These reactions are more common in children, teens, and young adults (ie, 5-45 years).[5, 6]
The risk of reaction decreases as age increases.
Dystonic reactions most often occur shortly after initiation of drug treatment; 50% occur within 48 hours and 90% occur within 5 days of initiation of treatment. Risk factors include family history of dystonia, recent history of cocaine or alcohol use, or treatment with a potent dopamine D2 receptor antagonist (eg, fluphenazine, haloperidol). Incecik et al report a case in which albendazole induced a dystonic reaction that cleared up with discontinuation of the drug.
Onset of symptoms is early, occurring within minutes to days of initiating a causative agent or increasing the dose of a causative agent.
Obtain history from others if patient is not able to speak.
Obtain medication history, including new medications and/or dosage increase.
Physical examination findings may include any of the following:
Mental status is unaffected.
Vital signs are usually normal.
Remaining physical examination findings are normal.
Drug-related adverse effects[8, 9, 10, 11, 12]
Neuroleptics (antipsychotics), antiemetics, and antidepressants are the most common causes of drug-induced dystonic reactions.
Acute dystonic reactions have been described with every antipsychotic.
Alcohol and cocaine use increase risk.[13, 14]
Predisposing factors include (1) a family history of dystonia and (2) viral infection.
The diagnosis is usually apparent from the history and physical examination.
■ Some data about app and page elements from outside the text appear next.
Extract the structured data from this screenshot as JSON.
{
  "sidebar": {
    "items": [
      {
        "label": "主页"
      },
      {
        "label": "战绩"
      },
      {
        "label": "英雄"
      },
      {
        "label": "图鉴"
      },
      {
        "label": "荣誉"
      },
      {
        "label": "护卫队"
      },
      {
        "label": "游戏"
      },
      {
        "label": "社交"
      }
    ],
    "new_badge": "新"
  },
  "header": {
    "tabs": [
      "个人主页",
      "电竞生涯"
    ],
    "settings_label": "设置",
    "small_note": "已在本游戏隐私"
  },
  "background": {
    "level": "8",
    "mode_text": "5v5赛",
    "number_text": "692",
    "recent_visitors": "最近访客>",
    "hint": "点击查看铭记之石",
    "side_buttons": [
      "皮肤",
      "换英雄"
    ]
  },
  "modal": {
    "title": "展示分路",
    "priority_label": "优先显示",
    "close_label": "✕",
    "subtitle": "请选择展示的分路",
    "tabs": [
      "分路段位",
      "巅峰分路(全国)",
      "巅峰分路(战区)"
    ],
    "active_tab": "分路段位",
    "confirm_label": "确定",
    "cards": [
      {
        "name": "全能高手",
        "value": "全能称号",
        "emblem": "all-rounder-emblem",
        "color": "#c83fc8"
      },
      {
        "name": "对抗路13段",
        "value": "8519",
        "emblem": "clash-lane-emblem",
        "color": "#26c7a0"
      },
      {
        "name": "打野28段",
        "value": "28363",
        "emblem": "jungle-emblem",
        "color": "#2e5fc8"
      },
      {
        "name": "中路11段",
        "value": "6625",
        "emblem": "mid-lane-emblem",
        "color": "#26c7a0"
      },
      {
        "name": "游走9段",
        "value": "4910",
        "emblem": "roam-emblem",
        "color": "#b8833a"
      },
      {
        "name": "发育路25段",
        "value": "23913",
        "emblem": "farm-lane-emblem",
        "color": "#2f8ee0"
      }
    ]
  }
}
A history of medication exposure is usually obtained. Even when a supporting history is not obtained, the clinical picture alone is enough to strongly suggest the diagnosis. A predictable, rapid resolution of symptoms following treatment confirms the diagnosis. Failure to improve, however, should prompt the clinician to consider alternative diagnosis. In most cases, laboratory and imaging tests are not needed.
Emergency interventions other than pharmacologic treatment rarely are required.
Securing the airway is rarely necessary. Laryngeal and pharyngeal dystonic reactions may place the patient at risk of imminent respiratory arrest.
Pharmacologic treatment resolves the reaction.
Arrange psychiatric follow-up care if patient has a dystonic reaction while taking neuroleptic medication. When continued neuroleptic therapy is necessary, maintain patient on an anticholinergic agent or switch to a neuroleptic less likely to produce an acute dystonic reaction.
The goals of pharmacotherapy are to reduce morbidity and prevent complications.
Clinical Context: By blocking striatal cholinergic receptors, benztropine may help in balancing cholinergic and dopaminergic activity.
Clinical Context: Although an antihistamine, diphenhydramine also possesses significant anticholinergic properties. The mechanism of action is identical to that of benztropine.
The goals of pharmacotherapy are to reduce morbidity and prevent complications. The most commonly used agents are benztropine and diphenhydramine. Both are effective treatments, and data do not support one over the other.
IV is the route of choice, with signs and symptoms often resolving within 10 minutes. The medication can be delivered IM if an IV line cannot be established, but medications will take 30 min to be absorbed. More than 1 dose may be necessary for complete resolution of dystonia.
Clinical Context: Some recommend using diazepam for patients with dystonic reactions refractory to anticholinergic therapy or when such therapy is contraindicated.
Normal balance between dopamine and acetylcholine in the basal ganglia involves modulation from GABA-containing striatonigral neurons. GABA-ergic neurons are inhibitory and antagonize excitatory dopaminergic neurons. GABA agonists (eg, benzodiazepines) may be helpful for acute dystonic reactions when anti-muscarinic agents are not approporiate.
In cases with respiratory compromise, as with laryngeal involvement, patients should be observed for a prolonged period (12-24 h).
Consider discontinuing the inciting agent.
Continue medication for 48-72 hours to prevent relapse, as follows:
Complete resolution of symptoms is expected following treatment. However, symptoms may reoccur up to 72 hours later. No long-term sequelae are expected from acute dystonic reactions once the inciting agent is discontinued.